= ABOUT THIS EXERCISE =
In the records below, find the line holding "What's the underlying"; copy it and every line after it to the end, omitting all images.
▬▬▬▬▬▬▬▬▬▬
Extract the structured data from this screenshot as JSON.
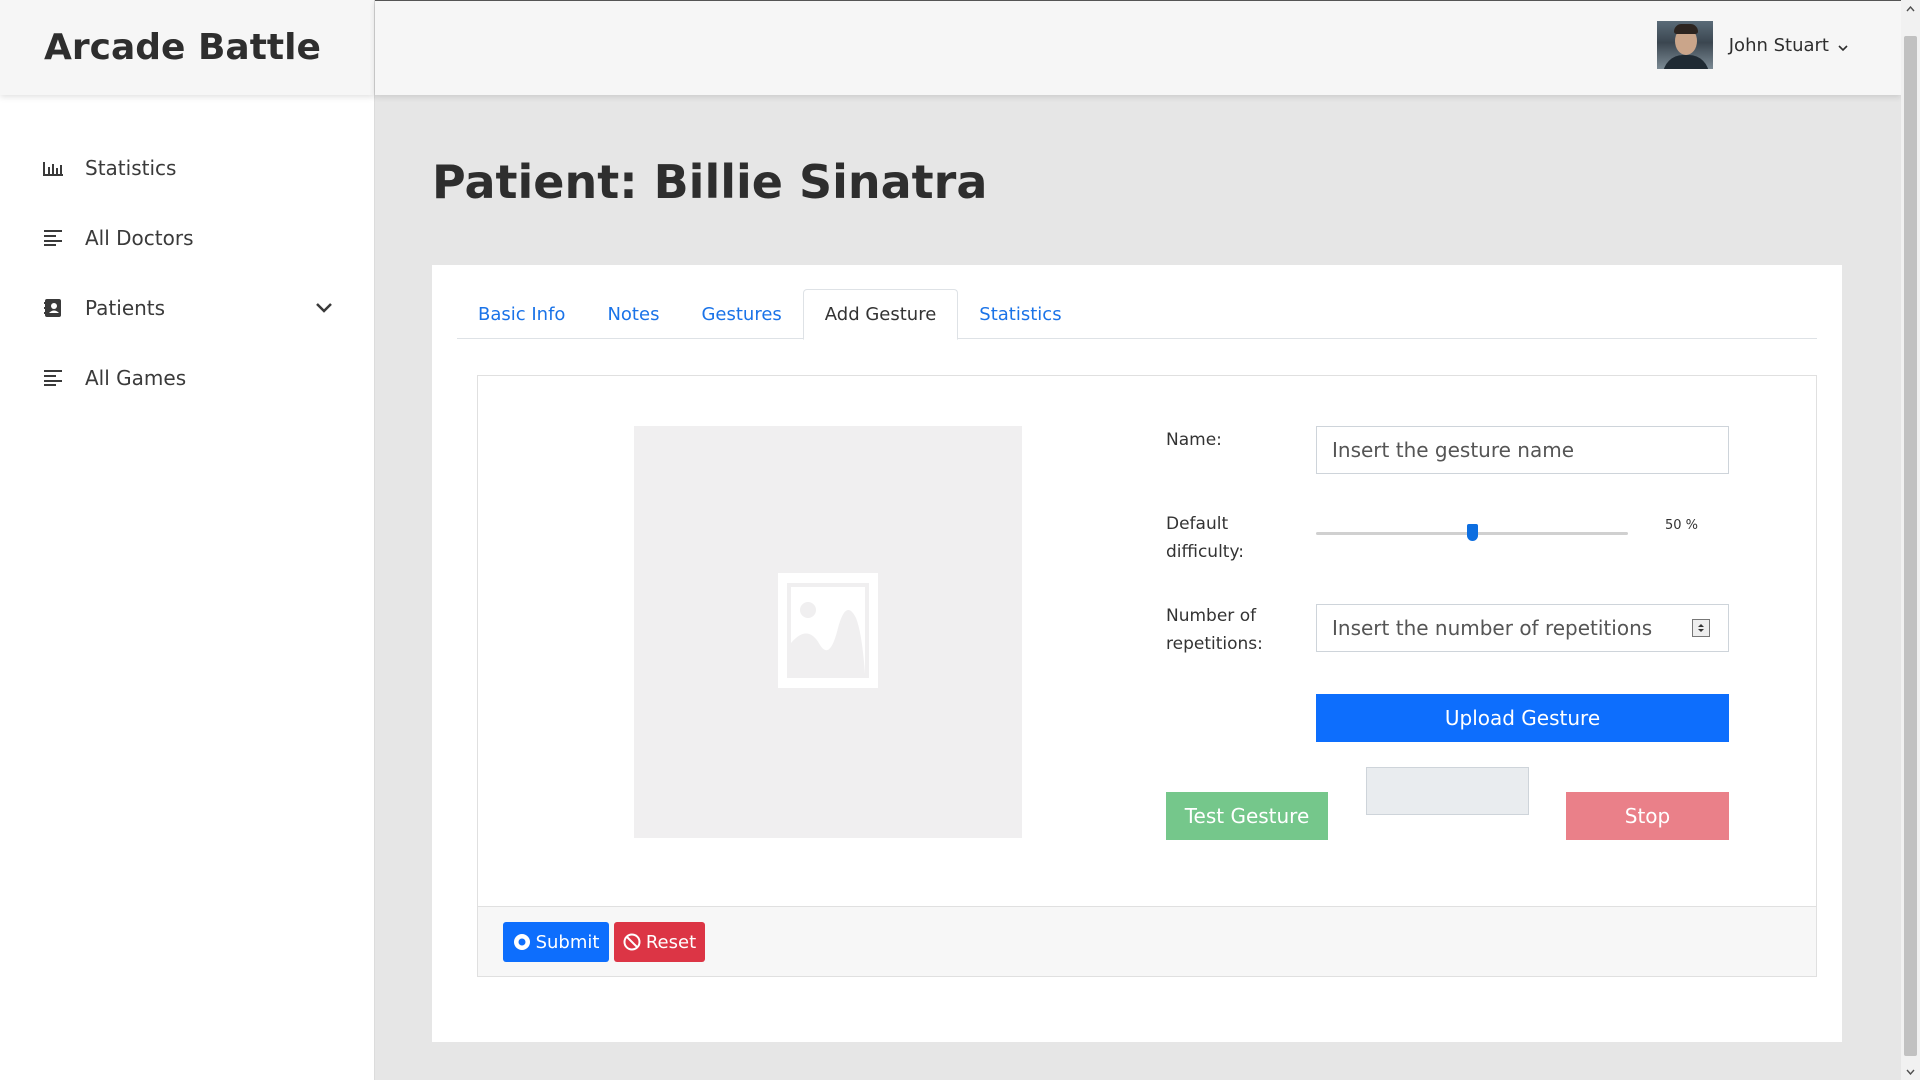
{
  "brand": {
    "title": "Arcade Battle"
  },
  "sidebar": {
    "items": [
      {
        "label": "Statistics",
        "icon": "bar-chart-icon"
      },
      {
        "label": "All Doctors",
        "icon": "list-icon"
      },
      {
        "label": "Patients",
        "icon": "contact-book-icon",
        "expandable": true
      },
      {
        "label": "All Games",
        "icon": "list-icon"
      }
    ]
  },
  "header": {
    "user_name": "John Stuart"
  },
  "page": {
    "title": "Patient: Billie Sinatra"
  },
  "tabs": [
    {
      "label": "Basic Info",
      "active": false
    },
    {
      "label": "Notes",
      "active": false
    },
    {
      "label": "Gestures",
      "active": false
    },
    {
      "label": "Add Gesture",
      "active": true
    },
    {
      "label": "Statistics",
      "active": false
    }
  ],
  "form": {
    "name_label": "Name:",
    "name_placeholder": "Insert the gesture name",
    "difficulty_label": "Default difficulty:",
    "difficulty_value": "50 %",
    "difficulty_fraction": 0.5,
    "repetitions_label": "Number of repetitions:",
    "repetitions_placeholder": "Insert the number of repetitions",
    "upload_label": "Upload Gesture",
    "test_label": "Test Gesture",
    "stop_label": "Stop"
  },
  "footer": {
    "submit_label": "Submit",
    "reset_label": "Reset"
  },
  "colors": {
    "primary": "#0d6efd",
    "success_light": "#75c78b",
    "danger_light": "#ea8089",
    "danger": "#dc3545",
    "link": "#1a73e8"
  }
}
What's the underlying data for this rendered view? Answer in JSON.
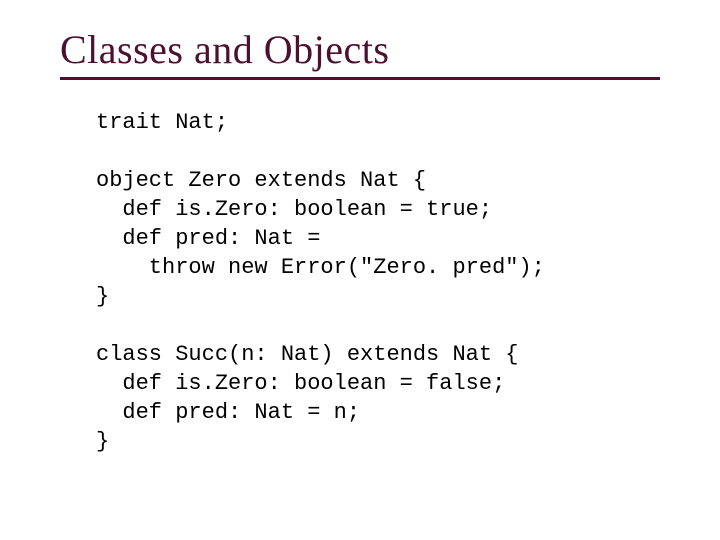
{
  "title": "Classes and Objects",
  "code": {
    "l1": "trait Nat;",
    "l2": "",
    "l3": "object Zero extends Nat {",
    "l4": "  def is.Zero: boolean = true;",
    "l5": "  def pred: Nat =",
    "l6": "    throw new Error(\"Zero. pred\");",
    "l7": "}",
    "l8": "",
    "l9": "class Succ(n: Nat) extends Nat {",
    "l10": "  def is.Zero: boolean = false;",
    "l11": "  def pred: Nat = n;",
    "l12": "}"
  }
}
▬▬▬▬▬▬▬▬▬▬
= REPLY TO THE EXERCISE =
What's the underlying data for this rendered view? Answer in JSON.
{
  "title": "Classes and Objects",
  "code": {
    "l1": "trait Nat;",
    "l2": "",
    "l3": "object Zero extends Nat {",
    "l4": "  def is.Zero: boolean = true;",
    "l5": "  def pred: Nat =",
    "l6": "    throw new Error(\"Zero. pred\");",
    "l7": "}",
    "l8": "",
    "l9": "class Succ(n: Nat) extends Nat {",
    "l10": "  def is.Zero: boolean = false;",
    "l11": "  def pred: Nat = n;",
    "l12": "}"
  }
}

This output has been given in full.